As a senior in college I was recruited by the consulting division of Arthur Andersen, a company now facing criminal charges for, basically, lying. Since that time, the consulting business has split off, and even at the time of my interviews in the late 1980s, “Andersen Consulting” was beginning to divest itself of its association with what we called the “bean-counter” side of the business, even though the two groups shared a name and office space in downtown San Francisco.
So anyway, midway though my interview day, I was sent to lunch with two recent recruits — guys who had been with the company for a year or so. The idea was to give the interviewee a chance to ask “real” questions — about the work, the corporate culture, the people — without fear of being judged for asking the questions. In fact, the HR person told me to ask specifically those questions that I would be afraid to ask of the managers and partners during my interviews. “Ask whatever you want; it’s all off the record,” she enthused.

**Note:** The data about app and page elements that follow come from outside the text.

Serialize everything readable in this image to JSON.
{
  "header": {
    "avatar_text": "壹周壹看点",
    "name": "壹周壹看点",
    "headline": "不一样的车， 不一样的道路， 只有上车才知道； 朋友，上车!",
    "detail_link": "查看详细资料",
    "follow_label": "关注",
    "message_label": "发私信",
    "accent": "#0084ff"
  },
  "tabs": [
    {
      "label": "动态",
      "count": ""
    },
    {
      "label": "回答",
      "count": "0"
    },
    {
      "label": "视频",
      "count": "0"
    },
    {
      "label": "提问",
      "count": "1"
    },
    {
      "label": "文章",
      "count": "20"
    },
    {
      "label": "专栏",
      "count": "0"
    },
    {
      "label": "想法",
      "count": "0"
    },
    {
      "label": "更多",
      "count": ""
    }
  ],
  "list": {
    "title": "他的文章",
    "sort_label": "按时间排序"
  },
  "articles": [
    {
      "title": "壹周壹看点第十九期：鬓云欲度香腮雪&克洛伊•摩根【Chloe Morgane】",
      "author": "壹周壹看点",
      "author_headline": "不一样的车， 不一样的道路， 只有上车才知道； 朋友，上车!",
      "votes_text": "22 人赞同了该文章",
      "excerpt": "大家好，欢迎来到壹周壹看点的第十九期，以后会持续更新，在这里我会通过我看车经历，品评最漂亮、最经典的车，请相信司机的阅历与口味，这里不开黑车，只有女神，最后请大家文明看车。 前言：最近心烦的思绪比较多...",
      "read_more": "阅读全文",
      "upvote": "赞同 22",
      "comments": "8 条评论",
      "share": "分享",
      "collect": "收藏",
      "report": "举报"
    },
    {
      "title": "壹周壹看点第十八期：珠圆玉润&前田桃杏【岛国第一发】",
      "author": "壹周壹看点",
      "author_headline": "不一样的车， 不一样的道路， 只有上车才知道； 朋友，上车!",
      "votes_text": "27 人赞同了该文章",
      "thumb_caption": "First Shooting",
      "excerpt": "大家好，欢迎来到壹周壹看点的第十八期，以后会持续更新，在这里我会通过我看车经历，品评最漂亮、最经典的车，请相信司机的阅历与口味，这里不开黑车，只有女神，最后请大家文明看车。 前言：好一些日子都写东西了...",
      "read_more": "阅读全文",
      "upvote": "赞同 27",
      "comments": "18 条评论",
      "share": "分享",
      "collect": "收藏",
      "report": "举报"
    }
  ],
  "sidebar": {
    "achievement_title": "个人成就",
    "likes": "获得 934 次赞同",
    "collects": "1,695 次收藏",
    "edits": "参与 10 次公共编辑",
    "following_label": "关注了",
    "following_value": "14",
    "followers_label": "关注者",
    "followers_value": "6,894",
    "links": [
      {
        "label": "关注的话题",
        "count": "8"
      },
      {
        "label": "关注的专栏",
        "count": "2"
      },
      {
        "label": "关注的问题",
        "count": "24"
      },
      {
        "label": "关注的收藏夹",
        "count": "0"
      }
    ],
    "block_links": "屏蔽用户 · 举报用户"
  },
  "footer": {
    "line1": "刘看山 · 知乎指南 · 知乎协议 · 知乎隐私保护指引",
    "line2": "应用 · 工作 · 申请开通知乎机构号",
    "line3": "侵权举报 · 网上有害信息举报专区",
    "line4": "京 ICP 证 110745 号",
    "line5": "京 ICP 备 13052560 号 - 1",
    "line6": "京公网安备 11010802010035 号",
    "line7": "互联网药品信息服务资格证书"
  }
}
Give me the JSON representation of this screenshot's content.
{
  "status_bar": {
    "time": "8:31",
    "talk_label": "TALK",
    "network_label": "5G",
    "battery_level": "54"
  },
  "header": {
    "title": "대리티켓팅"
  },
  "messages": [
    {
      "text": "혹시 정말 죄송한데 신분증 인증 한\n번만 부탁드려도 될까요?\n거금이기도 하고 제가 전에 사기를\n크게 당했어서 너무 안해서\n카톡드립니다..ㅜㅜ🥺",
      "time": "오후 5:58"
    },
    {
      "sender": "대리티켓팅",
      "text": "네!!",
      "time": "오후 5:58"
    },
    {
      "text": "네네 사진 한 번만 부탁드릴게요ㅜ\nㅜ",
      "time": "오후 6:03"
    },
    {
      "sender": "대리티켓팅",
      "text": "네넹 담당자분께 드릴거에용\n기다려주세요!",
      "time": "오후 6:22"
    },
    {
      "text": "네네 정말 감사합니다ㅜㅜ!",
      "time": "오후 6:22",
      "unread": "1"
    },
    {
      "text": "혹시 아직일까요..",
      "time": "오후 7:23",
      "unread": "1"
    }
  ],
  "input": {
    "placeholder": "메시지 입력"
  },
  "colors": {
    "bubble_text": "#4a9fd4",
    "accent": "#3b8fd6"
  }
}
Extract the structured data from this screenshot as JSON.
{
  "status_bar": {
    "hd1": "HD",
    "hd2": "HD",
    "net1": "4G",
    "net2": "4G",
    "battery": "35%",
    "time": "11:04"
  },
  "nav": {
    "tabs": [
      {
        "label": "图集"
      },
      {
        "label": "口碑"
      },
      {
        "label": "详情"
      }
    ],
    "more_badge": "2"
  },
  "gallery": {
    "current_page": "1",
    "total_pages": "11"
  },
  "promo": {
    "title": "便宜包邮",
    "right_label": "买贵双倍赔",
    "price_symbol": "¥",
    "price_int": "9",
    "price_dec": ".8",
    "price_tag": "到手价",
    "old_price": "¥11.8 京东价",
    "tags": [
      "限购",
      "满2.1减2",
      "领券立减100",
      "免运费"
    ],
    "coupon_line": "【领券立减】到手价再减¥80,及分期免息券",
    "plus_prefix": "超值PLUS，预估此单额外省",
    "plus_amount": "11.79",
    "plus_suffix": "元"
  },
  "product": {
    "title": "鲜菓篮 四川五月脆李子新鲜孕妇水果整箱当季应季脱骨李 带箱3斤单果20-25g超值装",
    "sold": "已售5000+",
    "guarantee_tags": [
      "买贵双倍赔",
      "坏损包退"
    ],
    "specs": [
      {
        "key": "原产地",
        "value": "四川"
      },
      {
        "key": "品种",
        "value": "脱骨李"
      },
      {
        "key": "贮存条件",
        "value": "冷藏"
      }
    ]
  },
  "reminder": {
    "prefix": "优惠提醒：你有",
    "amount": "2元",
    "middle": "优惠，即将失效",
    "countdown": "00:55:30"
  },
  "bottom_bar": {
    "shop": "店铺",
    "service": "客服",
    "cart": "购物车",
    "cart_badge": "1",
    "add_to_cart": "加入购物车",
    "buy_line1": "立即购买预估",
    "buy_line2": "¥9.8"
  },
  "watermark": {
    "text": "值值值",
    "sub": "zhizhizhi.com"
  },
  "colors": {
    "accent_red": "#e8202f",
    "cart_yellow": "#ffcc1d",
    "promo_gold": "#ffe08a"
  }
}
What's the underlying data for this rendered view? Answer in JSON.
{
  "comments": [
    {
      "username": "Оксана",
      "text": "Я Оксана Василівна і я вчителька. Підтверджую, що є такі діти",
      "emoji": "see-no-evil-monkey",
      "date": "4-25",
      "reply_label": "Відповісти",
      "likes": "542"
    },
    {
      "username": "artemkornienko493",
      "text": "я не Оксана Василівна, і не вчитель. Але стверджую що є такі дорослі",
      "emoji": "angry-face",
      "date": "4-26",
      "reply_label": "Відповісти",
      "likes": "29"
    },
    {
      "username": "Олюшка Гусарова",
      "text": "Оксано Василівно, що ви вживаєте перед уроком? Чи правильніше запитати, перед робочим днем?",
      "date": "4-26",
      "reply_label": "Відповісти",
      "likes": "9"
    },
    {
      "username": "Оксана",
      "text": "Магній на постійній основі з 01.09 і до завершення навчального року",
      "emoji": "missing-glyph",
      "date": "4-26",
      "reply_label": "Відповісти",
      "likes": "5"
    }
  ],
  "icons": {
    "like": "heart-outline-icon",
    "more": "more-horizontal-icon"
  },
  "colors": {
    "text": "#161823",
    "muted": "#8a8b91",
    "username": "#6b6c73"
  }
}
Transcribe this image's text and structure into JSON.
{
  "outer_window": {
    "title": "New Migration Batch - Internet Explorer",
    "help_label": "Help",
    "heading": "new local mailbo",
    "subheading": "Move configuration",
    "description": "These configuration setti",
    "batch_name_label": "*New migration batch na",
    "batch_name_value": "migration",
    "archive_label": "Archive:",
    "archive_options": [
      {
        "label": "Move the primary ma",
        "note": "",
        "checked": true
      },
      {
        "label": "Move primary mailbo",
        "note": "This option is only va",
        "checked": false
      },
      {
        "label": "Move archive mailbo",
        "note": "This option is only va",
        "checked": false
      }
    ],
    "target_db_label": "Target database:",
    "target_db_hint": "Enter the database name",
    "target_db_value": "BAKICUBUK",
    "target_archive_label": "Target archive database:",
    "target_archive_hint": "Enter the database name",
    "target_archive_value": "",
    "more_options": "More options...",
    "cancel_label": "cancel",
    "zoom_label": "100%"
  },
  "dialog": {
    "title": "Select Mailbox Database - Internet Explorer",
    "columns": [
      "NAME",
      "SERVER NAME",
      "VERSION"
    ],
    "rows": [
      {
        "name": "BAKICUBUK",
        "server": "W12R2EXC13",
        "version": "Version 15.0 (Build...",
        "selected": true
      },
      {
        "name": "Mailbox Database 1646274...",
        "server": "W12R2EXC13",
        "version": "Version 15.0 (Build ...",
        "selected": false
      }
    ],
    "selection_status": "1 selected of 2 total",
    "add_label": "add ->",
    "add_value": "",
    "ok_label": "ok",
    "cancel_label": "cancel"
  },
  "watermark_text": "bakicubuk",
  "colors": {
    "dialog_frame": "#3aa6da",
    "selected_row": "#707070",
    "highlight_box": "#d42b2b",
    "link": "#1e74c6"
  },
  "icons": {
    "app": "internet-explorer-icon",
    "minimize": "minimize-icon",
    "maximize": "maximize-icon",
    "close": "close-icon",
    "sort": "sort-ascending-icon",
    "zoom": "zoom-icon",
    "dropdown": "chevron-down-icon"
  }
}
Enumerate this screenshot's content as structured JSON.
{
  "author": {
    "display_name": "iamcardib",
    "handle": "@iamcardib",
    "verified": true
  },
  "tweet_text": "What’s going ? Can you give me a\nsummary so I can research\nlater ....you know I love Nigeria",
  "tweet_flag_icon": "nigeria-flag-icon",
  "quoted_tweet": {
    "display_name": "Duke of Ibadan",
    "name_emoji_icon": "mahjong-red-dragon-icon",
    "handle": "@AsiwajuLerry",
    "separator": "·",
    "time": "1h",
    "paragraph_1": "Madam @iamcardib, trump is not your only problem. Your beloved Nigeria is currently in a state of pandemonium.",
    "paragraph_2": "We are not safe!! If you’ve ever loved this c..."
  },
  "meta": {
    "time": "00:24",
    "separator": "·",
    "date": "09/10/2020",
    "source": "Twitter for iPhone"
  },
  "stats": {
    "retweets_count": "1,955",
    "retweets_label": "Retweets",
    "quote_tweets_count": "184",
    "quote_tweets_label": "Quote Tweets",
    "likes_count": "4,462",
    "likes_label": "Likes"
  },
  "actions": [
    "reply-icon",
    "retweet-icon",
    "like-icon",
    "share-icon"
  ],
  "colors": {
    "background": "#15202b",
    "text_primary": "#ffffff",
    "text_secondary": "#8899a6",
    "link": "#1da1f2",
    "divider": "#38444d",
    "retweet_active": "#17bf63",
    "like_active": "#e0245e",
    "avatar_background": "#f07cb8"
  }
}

I was still a bit shy, and probably overwhelmed to pry too deeply, so I didn’t ask anything that might incriminate me. And it’s a good thing I didn’t.
Six months later I returned to the same office for my first day of work. The HR rep welcomed us to the company, and congratulated us on being offered jobs. “How did you think your interviews went?” she asked us all. “Did you expect to receive an offer?” And then: “Did you realize that the people who took you to lunch reported to me on everything you said?”
This was an object lesson in what I perceived to be Arthur Andersen’s SOP: say whatever you have to say to get people to do what is most beneficial to the company. Or in other words: lie. So although many years have passed, and most of the players have changed, I am not surprised to see this particular Big-N accounting firm sink so deeply into an abyss of accusations and corruption that its future existence is threatened.
Just for fun, you can search Andersen’s website for fraud or jail time. In an apparent failing of their indexing system, a search for destruction of evidence returns no results, which is darn ironic, don’t you think?